Citation: Saleh D, Camart N and Romo L (2017) Predictors of Stress in College Students. Front. Psychol. 8:19. doi: 10.3389/fpsyg.2017.00019

Received: 24 July 2016; Accepted: 04 January 2017;
Published: 25 January 2017.

Edited by:

Alexander V. Libin, Veteran Affairs and Georgetown University, USA

Reviewed by:

Michelle Dow Keawphalouk, Harvard University and Massachusetts Institute of Technology (MIT), USA
Mohammad Khodayarifard, University of Tehran, Iran

Copyright © 2017 Saleh, Camart and Romo. This is an open-access article distributed under the terms of the Creative Commons Attribution License (CC BY). The use, distribution or reproduction in other forums is permitted, provided the original author(s) or licensor are credited and that the original publication in this journal is cited, in accordance with accepted academic practice. No use, distribution or reproduction is permitted which does not comply with these terms.

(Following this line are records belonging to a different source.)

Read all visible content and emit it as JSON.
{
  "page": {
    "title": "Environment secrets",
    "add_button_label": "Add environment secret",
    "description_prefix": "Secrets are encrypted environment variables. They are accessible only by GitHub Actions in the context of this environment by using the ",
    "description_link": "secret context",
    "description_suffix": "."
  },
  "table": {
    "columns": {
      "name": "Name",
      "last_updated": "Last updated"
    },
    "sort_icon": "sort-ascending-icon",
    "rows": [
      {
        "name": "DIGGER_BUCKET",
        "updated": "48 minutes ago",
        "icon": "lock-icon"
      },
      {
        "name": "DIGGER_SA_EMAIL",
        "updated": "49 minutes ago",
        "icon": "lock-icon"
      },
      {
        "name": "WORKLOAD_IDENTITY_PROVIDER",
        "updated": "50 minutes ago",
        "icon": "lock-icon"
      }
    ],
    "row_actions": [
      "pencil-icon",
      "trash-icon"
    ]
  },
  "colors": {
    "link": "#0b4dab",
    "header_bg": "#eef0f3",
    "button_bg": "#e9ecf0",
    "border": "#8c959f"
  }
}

*Correspondence: Dalia Saleh, dalia_saleh84@yahoo.com